_Material provided_
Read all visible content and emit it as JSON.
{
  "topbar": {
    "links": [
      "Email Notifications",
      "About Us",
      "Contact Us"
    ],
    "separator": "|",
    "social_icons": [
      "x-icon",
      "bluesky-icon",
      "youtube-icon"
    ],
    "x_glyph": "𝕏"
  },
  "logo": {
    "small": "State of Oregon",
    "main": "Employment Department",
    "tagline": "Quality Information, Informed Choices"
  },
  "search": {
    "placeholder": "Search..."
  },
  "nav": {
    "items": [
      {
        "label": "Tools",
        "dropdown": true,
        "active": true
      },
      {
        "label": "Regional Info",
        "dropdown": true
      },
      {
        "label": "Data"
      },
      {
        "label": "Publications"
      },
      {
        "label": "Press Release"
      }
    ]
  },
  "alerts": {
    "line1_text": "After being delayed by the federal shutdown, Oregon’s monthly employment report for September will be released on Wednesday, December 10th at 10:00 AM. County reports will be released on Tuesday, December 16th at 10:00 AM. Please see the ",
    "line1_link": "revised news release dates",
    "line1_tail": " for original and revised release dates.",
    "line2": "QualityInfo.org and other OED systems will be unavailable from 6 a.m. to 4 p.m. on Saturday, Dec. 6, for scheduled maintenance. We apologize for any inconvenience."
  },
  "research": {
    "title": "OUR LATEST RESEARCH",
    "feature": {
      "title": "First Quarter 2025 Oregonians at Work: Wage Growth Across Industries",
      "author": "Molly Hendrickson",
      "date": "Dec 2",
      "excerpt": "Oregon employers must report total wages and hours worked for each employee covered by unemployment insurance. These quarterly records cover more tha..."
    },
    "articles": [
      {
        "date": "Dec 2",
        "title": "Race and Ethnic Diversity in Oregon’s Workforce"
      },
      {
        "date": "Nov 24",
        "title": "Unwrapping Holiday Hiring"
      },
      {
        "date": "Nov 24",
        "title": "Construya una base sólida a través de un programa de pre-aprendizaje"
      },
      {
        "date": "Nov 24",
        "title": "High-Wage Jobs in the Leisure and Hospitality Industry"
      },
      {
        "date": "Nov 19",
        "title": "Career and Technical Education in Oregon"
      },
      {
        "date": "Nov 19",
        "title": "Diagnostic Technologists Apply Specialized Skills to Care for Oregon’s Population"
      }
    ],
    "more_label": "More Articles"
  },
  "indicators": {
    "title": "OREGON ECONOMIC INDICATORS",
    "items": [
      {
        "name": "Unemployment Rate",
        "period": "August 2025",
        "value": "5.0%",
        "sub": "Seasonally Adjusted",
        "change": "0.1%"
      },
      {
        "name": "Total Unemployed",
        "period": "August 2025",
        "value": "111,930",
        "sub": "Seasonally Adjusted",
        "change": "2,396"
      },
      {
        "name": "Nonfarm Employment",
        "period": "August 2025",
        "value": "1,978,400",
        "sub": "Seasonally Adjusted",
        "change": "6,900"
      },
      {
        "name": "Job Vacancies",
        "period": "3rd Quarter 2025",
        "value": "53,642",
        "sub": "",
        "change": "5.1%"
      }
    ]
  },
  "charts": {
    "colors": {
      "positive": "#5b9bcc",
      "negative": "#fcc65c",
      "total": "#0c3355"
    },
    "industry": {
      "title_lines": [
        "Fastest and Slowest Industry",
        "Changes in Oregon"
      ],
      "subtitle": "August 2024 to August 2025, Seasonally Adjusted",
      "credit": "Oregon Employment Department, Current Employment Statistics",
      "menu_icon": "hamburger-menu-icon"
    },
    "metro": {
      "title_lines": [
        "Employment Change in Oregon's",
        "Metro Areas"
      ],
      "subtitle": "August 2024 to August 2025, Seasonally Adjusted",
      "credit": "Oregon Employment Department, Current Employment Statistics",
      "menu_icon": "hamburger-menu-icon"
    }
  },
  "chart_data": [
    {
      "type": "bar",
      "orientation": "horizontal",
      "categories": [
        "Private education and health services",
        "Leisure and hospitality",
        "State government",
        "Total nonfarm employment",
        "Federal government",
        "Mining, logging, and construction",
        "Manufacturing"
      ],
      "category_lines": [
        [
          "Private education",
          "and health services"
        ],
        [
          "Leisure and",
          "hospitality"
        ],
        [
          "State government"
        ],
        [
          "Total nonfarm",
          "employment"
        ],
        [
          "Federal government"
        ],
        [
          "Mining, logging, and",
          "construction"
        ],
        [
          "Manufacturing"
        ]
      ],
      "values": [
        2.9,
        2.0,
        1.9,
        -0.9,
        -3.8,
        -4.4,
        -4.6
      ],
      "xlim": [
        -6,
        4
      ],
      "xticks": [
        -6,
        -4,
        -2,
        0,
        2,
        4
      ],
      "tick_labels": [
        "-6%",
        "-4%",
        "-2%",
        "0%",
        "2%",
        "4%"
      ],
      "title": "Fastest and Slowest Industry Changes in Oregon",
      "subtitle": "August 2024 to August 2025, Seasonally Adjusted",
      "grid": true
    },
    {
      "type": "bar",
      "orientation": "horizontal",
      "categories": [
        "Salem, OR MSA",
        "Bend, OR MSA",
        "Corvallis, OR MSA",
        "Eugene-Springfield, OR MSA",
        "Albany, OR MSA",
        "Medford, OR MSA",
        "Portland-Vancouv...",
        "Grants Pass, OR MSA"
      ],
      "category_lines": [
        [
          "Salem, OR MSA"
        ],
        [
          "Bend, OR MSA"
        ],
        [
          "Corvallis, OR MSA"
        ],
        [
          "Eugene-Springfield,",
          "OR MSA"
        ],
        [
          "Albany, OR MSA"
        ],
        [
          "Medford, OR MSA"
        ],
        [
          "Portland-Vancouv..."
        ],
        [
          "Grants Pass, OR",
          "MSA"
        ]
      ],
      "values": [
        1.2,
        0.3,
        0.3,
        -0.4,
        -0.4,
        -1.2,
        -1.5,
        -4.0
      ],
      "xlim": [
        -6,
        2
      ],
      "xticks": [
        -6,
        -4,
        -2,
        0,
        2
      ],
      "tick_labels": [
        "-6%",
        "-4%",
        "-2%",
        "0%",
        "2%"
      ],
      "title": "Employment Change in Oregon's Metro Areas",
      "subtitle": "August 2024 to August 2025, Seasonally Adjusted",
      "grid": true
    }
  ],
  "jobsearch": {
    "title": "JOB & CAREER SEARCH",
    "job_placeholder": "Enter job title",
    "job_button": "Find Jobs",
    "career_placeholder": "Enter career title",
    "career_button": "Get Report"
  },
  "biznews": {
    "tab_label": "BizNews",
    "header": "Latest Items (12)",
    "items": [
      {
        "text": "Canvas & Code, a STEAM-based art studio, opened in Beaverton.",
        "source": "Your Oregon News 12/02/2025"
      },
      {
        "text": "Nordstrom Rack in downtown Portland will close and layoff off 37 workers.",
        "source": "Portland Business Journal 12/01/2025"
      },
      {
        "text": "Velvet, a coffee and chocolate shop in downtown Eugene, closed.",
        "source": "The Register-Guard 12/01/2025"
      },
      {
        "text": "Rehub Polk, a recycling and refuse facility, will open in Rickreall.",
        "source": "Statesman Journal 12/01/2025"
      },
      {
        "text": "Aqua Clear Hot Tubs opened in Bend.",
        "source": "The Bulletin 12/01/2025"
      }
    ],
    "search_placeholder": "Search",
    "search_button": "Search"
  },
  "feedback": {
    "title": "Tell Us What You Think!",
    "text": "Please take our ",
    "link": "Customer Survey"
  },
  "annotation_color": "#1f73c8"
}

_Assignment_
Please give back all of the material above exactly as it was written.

_Result_
Read all visible content and emit it as JSON.
{
  "topbar": {
    "links": [
      "Email Notifications",
      "About Us",
      "Contact Us"
    ],
    "separator": "|",
    "social_icons": [
      "x-icon",
      "bluesky-icon",
      "youtube-icon"
    ],
    "x_glyph": "𝕏"
  },
  "logo": {
    "small": "State of Oregon",
    "main": "Employment Department",
    "tagline": "Quality Information, Informed Choices"
  },
  "search": {
    "placeholder": "Search..."
  },
  "nav": {
    "items": [
      {
        "label": "Tools",
        "dropdown": true,
        "active": true
      },
      {
        "label": "Regional Info",
        "dropdown": true
      },
      {
        "label": "Data"
      },
      {
        "label": "Publications"
      },
      {
        "label": "Press Release"
      }
    ]
  },
  "alerts": {
    "line1_text": "After being delayed by the federal shutdown, Oregon’s monthly employment report for September will be released on Wednesday, December 10th at 10:00 AM. County reports will be released on Tuesday, December 16th at 10:00 AM. Please see the ",
    "line1_link": "revised news release dates",
    "line1_tail": " for original and revised release dates.",
    "line2": "QualityInfo.org and other OED systems will be unavailable from 6 a.m. to 4 p.m. on Saturday, Dec. 6, for scheduled maintenance. We apologize for any inconvenience."
  },
  "research": {
    "title": "OUR LATEST RESEARCH",
    "feature": {
      "title": "First Quarter 2025 Oregonians at Work: Wage Growth Across Industries",
      "author": "Molly Hendrickson",
      "date": "Dec 2",
      "excerpt": "Oregon employers must report total wages and hours worked for each employee covered by unemployment insurance. These quarterly records cover more tha..."
    },
    "articles": [
      {
        "date": "Dec 2",
        "title": "Race and Ethnic Diversity in Oregon’s Workforce"
      },
      {
        "date": "Nov 24",
        "title": "Unwrapping Holiday Hiring"
      },
      {
        "date": "Nov 24",
        "title": "Construya una base sólida a través de un programa de pre-aprendizaje"
      },
      {
        "date": "Nov 24",
        "title": "High-Wage Jobs in the Leisure and Hospitality Industry"
      },
      {
        "date": "Nov 19",
        "title": "Career and Technical Education in Oregon"
      },
      {
        "date": "Nov 19",
        "title": "Diagnostic Technologists Apply Specialized Skills to Care for Oregon’s Population"
      }
    ],
    "more_label": "More Articles"
  },
  "indicators": {
    "title": "OREGON ECONOMIC INDICATORS",
    "items": [
      {
        "name": "Unemployment Rate",
        "period": "August 2025",
        "value": "5.0%",
        "sub": "Seasonally Adjusted",
        "change": "0.1%"
      },
      {
        "name": "Total Unemployed",
        "period": "August 2025",
        "value": "111,930",
        "sub": "Seasonally Adjusted",
        "change": "2,396"
      },
      {
        "name": "Nonfarm Employment",
        "period": "August 2025",
        "value": "1,978,400",
        "sub": "Seasonally Adjusted",
        "change": "6,900"
      },
      {
        "name": "Job Vacancies",
        "period": "3rd Quarter 2025",
        "value": "53,642",
        "sub": "",
        "change": "5.1%"
      }
    ]
  },
  "charts": {
    "colors": {
      "positive": "#5b9bcc",
      "negative": "#fcc65c",
      "total": "#0c3355"
    },
    "industry": {
      "title_lines": [
        "Fastest and Slowest Industry",
        "Changes in Oregon"
      ],
      "subtitle": "August 2024 to August 2025, Seasonally Adjusted",
      "credit": "Oregon Employment Department, Current Employment Statistics",
      "menu_icon": "hamburger-menu-icon"
    },
    "metro": {
      "title_lines": [
        "Employment Change in Oregon's",
        "Metro Areas"
      ],
      "subtitle": "August 2024 to August 2025, Seasonally Adjusted",
      "credit": "Oregon Employment Department, Current Employment Statistics",
      "menu_icon": "hamburger-menu-icon"
    }
  },
  "chart_data": [
    {
      "type": "bar",
      "orientation": "horizontal",
      "categories": [
        "Private education and health services",
        "Leisure and hospitality",
        "State government",
        "Total nonfarm employment",
        "Federal government",
        "Mining, logging, and construction",
        "Manufacturing"
      ],
      "category_lines": [
        [
          "Private education",
          "and health services"
        ],
        [
          "Leisure and",
          "hospitality"
        ],
        [
          "State government"
        ],
        [
          "Total nonfarm",
          "employment"
        ],
        [
          "Federal government"
        ],
        [
          "Mining, logging, and",
          "construction"
        ],
        [
          "Manufacturing"
        ]
      ],
      "values": [
        2.9,
        2.0,
        1.9,
        -0.9,
        -3.8,
        -4.4,
        -4.6
      ],
      "xlim": [
        -6,
        4
      ],
      "xticks": [
        -6,
        -4,
        -2,
        0,
        2,
        4
      ],
      "tick_labels": [
        "-6%",
        "-4%",
        "-2%",
        "0%",
        "2%",
        "4%"
      ],
      "title": "Fastest and Slowest Industry Changes in Oregon",
      "subtitle": "August 2024 to August 2025, Seasonally Adjusted",
      "grid": true
    },
    {
      "type": "bar",
      "orientation": "horizontal",
      "categories": [
        "Salem, OR MSA",
        "Bend, OR MSA",
        "Corvallis, OR MSA",
        "Eugene-Springfield, OR MSA",
        "Albany, OR MSA",
        "Medford, OR MSA",
        "Portland-Vancouv...",
        "Grants Pass, OR MSA"
      ],
      "category_lines": [
        [
          "Salem, OR MSA"
        ],
        [
          "Bend, OR MSA"
        ],
        [
          "Corvallis, OR MSA"
        ],
        [
          "Eugene-Springfield,",
          "OR MSA"
        ],
        [
          "Albany, OR MSA"
        ],
        [
          "Medford, OR MSA"
        ],
        [
          "Portland-Vancouv..."
        ],
        [
          "Grants Pass, OR",
          "MSA"
        ]
      ],
      "values": [
        1.2,
        0.3,
        0.3,
        -0.4,
        -0.4,
        -1.2,
        -1.5,
        -4.0
      ],
      "xlim": [
        -6,
        2
      ],
      "xticks": [
        -6,
        -4,
        -2,
        0,
        2
      ],
      "tick_labels": [
        "-6%",
        "-4%",
        "-2%",
        "0%",
        "2%"
      ],
      "title": "Employment Change in Oregon's Metro Areas",
      "subtitle": "August 2024 to August 2025, Seasonally Adjusted",
      "grid": true
    }
  ],
  "jobsearch": {
    "title": "JOB & CAREER SEARCH",
    "job_placeholder": "Enter job title",
    "job_button": "Find Jobs",
    "career_placeholder": "Enter career title",
    "career_button": "Get Report"
  },
  "biznews": {
    "tab_label": "BizNews",
    "header": "Latest Items (12)",
    "items": [
      {
        "text": "Canvas & Code, a STEAM-based art studio, opened in Beaverton.",
        "source": "Your Oregon News 12/02/2025"
      },
      {
        "text": "Nordstrom Rack in downtown Portland will close and layoff off 37 workers.",
        "source": "Portland Business Journal 12/01/2025"
      },
      {
        "text": "Velvet, a coffee and chocolate shop in downtown Eugene, closed.",
        "source": "The Register-Guard 12/01/2025"
      },
      {
        "text": "Rehub Polk, a recycling and refuse facility, will open in Rickreall.",
        "source": "Statesman Journal 12/01/2025"
      },
      {
        "text": "Aqua Clear Hot Tubs opened in Bend.",
        "source": "The Bulletin 12/01/2025"
      }
    ],
    "search_placeholder": "Search",
    "search_button": "Search"
  },
  "feedback": {
    "title": "Tell Us What You Think!",
    "text": "Please take our ",
    "link": "Customer Survey"
  },
  "annotation_color": "#1f73c8"
}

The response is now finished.